The former may result from a patient with privacy concerns raising a subject access request, as they are entitled to do under the Data Protection Act.
The latter may result from an internal investigation into suspected malpractice or a security breach – or, just as likely and importantly, the need to correct a mistake on the record.
Each of the COTS products audit access to patient data. Appropriate audit records must be collected, stored and made available in a suitable format so that authorised users can access and analyse them to identify and investigate unusual patterns of activity.
Network security versus application security
In the digital age, hospitals are operating network and IT infrastructure as clinical systems in their own right. Without reliable access to networks and IT infrastructure, many of the core systems and services required to run a hospital, such as PAS, PACS, email and IP telephony, may become unusable. As a result, NHS organisations operate secure network infrastructure and take great care to protect it from threats such as viruses, which are an inevitable consequence of the need for users to access the internet and email. Network security is not just about protecting the confidentiality of data traversing a network; it is about protecting the availability of that network and the clinical systems that operate over it.
While technical controls can be and are implemented to secure the networks against these threats, there is still the risk that a network could be hacked, allowing unauthorised personnel to access the data on that network. To further protect sensitive data transferring across those networks, it is necessary to secure the traffic itself. The most effective way to do this is to use point-to-point encryption before data crosses the network.
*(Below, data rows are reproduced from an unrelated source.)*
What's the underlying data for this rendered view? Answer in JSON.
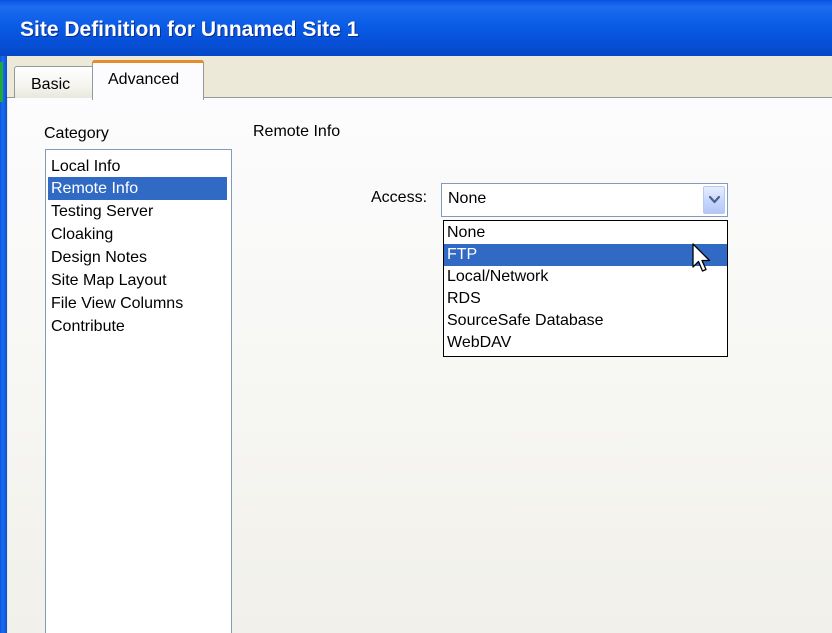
{
  "window": {
    "title": "Site Definition for Unnamed Site 1"
  },
  "tabs": [
    {
      "label": "Basic",
      "active": false
    },
    {
      "label": "Advanced",
      "active": true
    }
  ],
  "category": {
    "heading": "Category",
    "items": [
      {
        "label": "Local Info",
        "selected": false
      },
      {
        "label": "Remote Info",
        "selected": true
      },
      {
        "label": "Testing Server",
        "selected": false
      },
      {
        "label": "Cloaking",
        "selected": false
      },
      {
        "label": "Design Notes",
        "selected": false
      },
      {
        "label": "Site Map Layout",
        "selected": false
      },
      {
        "label": "File View Columns",
        "selected": false
      },
      {
        "label": "Contribute",
        "selected": false
      }
    ]
  },
  "section": {
    "heading": "Remote Info"
  },
  "access": {
    "label": "Access:",
    "value": "None",
    "options": [
      {
        "label": "None",
        "highlighted": false
      },
      {
        "label": "FTP",
        "highlighted": true
      },
      {
        "label": "Local/Network",
        "highlighted": false
      },
      {
        "label": "RDS",
        "highlighted": false
      },
      {
        "label": "SourceSafe Database",
        "highlighted": false
      },
      {
        "label": "WebDAV",
        "highlighted": false
      }
    ]
  },
  "icons": {
    "dropdown_button": "chevron-down-icon",
    "cursor": "mouse-pointer-icon"
  },
  "colors": {
    "titlebar": "#0a5ce6",
    "selection": "#316ac5",
    "active_tab_accent": "#e68b2c",
    "dialog_background": "#ece9d8"
  }
}
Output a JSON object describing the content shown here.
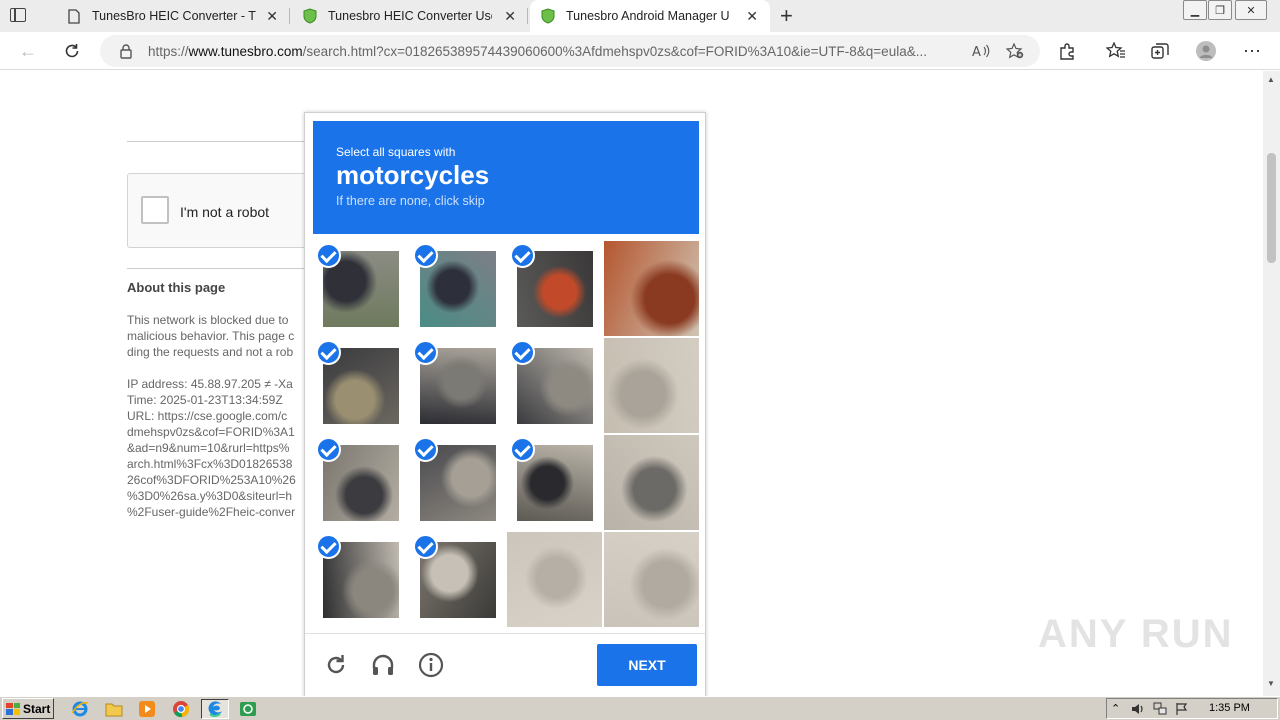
{
  "browser": {
    "tabs": [
      {
        "title": "TunesBro HEIC Converter - The",
        "active": false,
        "icon": "document-icon"
      },
      {
        "title": "Tunesbro HEIC Converter User G",
        "active": false,
        "icon": "shield-favicon-icon"
      },
      {
        "title": "Tunesbro Android Manager Use",
        "active": true,
        "icon": "shield-favicon-icon"
      }
    ],
    "address": {
      "prefix": "https://",
      "domain": "www.tunesbro.com",
      "path": "/search.html?cx=018265389574439060600%3Afdmehspv0zs&cof=FORID%3A10&ie=UTF-8&q=eula&..."
    }
  },
  "page": {
    "recaptcha_label": "I'm not a robot",
    "about_heading": "About this page",
    "block_text": [
      "This network is blocked due to",
      "malicious behavior. This page c",
      "ding the requests and not a rob"
    ],
    "details": [
      "IP address: 45.88.97.205 ≠ -Xa",
      "Time: 2025-01-23T13:34:59Z",
      "URL: https://cse.google.com/c",
      "dmehspv0zs&cof=FORID%3A1",
      "&ad=n9&num=10&rurl=https%",
      "arch.html%3Fcx%3D01826538",
      "26cof%3DFORID%253A10%26",
      "%3D0%26sa.y%3D0&siteurl=h",
      "%2Fuser-guide%2Fheic-conver"
    ]
  },
  "challenge": {
    "instruction": "Select all squares with",
    "target": "motorcycles",
    "hint": "If there are none, click skip",
    "tiles": [
      {
        "selected": true
      },
      {
        "selected": true
      },
      {
        "selected": true
      },
      {
        "selected": false
      },
      {
        "selected": true
      },
      {
        "selected": true
      },
      {
        "selected": true
      },
      {
        "selected": false
      },
      {
        "selected": true
      },
      {
        "selected": true
      },
      {
        "selected": true
      },
      {
        "selected": false
      },
      {
        "selected": true
      },
      {
        "selected": true
      },
      {
        "selected": false
      },
      {
        "selected": false
      }
    ],
    "next_label": "NEXT"
  },
  "watermark": "ANY RUN",
  "taskbar": {
    "start_label": "Start",
    "clock": "1:35 PM"
  },
  "colors": {
    "accent": "#1a73e8",
    "taskbar": "#d4d0c8"
  }
}
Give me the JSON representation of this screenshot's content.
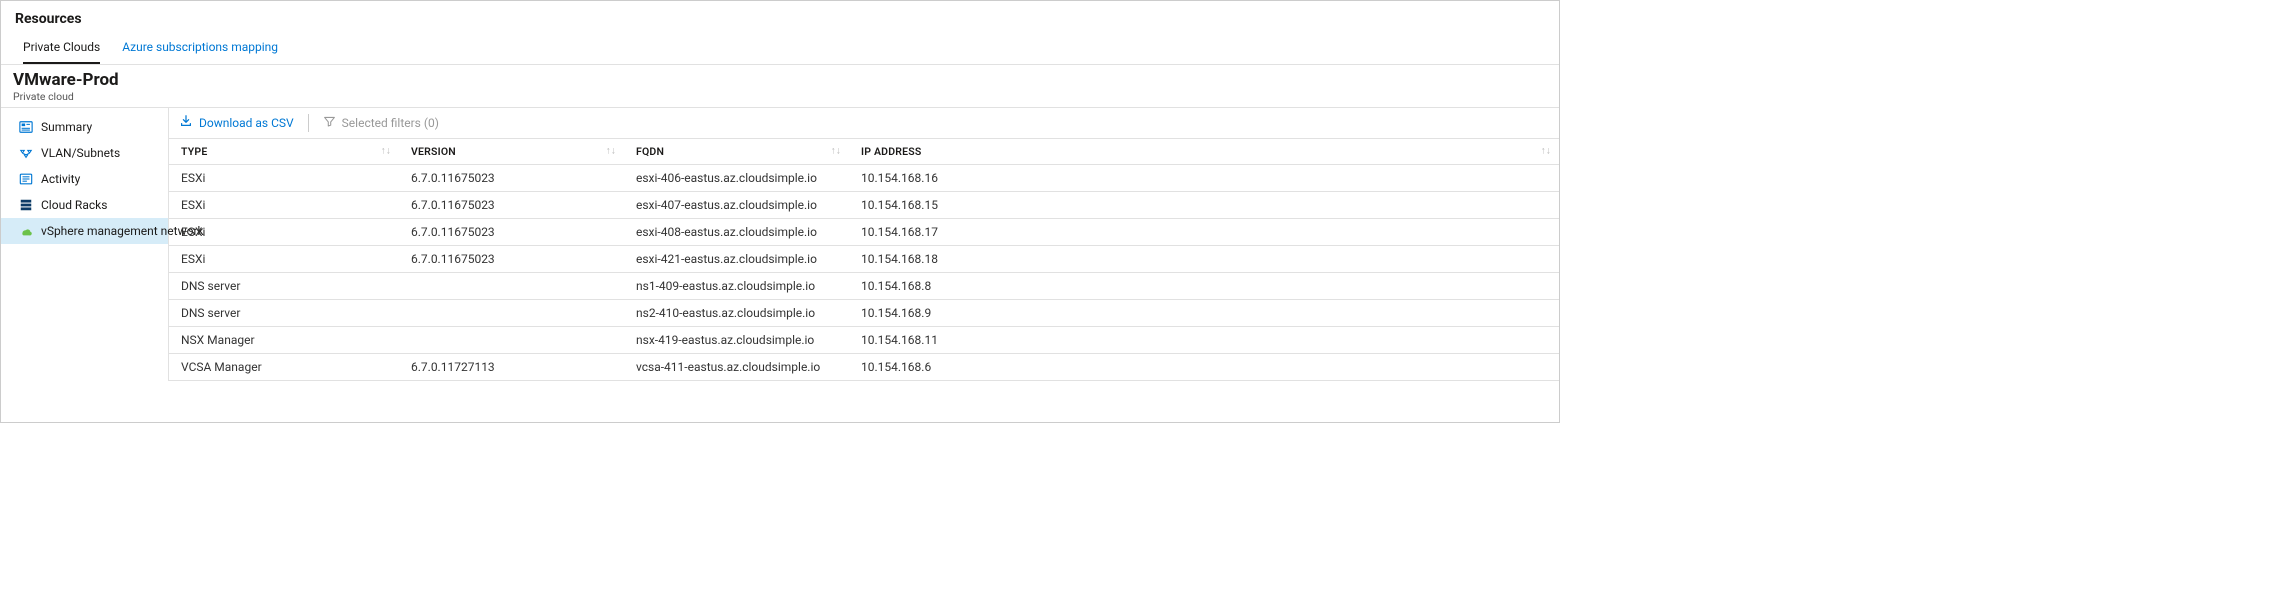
{
  "page_title": "Resources",
  "tabs": [
    {
      "label": "Private Clouds",
      "active": true
    },
    {
      "label": "Azure subscriptions mapping",
      "active": false
    }
  ],
  "resource": {
    "name": "VMware-Prod",
    "type": "Private cloud"
  },
  "sidebar": {
    "items": [
      {
        "label": "Summary",
        "icon": "summary-icon",
        "active": false
      },
      {
        "label": "VLAN/Subnets",
        "icon": "vlan-icon",
        "active": false
      },
      {
        "label": "Activity",
        "icon": "activity-icon",
        "active": false
      },
      {
        "label": "Cloud Racks",
        "icon": "racks-icon",
        "active": false
      },
      {
        "label": "vSphere management network",
        "icon": "network-icon",
        "active": true
      }
    ]
  },
  "toolbar": {
    "download_label": "Download as CSV",
    "filter_label": "Selected filters (0)"
  },
  "table": {
    "headers": {
      "type": "TYPE",
      "version": "VERSION",
      "fqdn": "FQDN",
      "ip": "IP ADDRESS"
    },
    "rows": [
      {
        "type": "ESXi",
        "version": "6.7.0.11675023",
        "fqdn": "esxi-406-eastus.az.cloudsimple.io",
        "ip": "10.154.168.16"
      },
      {
        "type": "ESXi",
        "version": "6.7.0.11675023",
        "fqdn": "esxi-407-eastus.az.cloudsimple.io",
        "ip": "10.154.168.15"
      },
      {
        "type": "ESXi",
        "version": "6.7.0.11675023",
        "fqdn": "esxi-408-eastus.az.cloudsimple.io",
        "ip": "10.154.168.17"
      },
      {
        "type": "ESXi",
        "version": "6.7.0.11675023",
        "fqdn": "esxi-421-eastus.az.cloudsimple.io",
        "ip": "10.154.168.18"
      },
      {
        "type": "DNS server",
        "version": "",
        "fqdn": "ns1-409-eastus.az.cloudsimple.io",
        "ip": "10.154.168.8"
      },
      {
        "type": "DNS server",
        "version": "",
        "fqdn": "ns2-410-eastus.az.cloudsimple.io",
        "ip": "10.154.168.9"
      },
      {
        "type": "NSX Manager",
        "version": "",
        "fqdn": "nsx-419-eastus.az.cloudsimple.io",
        "ip": "10.154.168.11"
      },
      {
        "type": "VCSA Manager",
        "version": "6.7.0.11727113",
        "fqdn": "vcsa-411-eastus.az.cloudsimple.io",
        "ip": "10.154.168.6"
      }
    ]
  }
}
This effectively renders the data useless to anyone attempting to intercept it.
PACS and RIS products are made up of many sub-systems, which communicate with one another and other systems in the hospital. For example, X-ray machines located in examination rooms send multiple images to PACS located in secure server rooms, which in turn communicate with end-user computers located in the public areas of a hospital, such as the emergency department.
Ensuring that every element of communications between these systems was capable of encrypting the network traffic they generated was a significant challenge faced by the PACS programme and its suppliers.
Where technically feasible, the applications encrypt the traffic using the industry standard secure sockets layer (SSL). It is not always cost effective and therefore feasible to provide encryption in this way and where this is the case, a pragmatic approach has been taken to assess the physical and logical security of the network footprint over which the traffic traverses.
This is particularly true of the DICOM transfers over the N3 network between trust host PACS systems and the regional archives. In these circumstances, network level encryption is provided using IPSec VPNs. These are established using encryption routers located within physically secure environments, thereby guaranteeing the end-to-end security of the data.
Those implementing and managing radiology systems should work closely with their IT departments to ensure that the network, IT infrastructure and service support arrangements upon which their PACS and RIS will depend are designed and maintained in such a way as to fit the system’s requirements.
At a time of great financial pressure for the NHS, the national PACS programme is continuing to ensure that security and information governance has a central role, while offering value-for-money for the NHS. There are clear benefits to implementing security and information governance at local level, to the healthcare organisation and the patient, and these are weighed against the cost, implementation and a range of operational challenges.
As NHS trusts with LSP PACS and RIS choose how they want to manage their system provision beyond the end of the present contract term they will need to consider how to balance these often conflicting requirements. The lessons learned from the national programme will be a good starting point.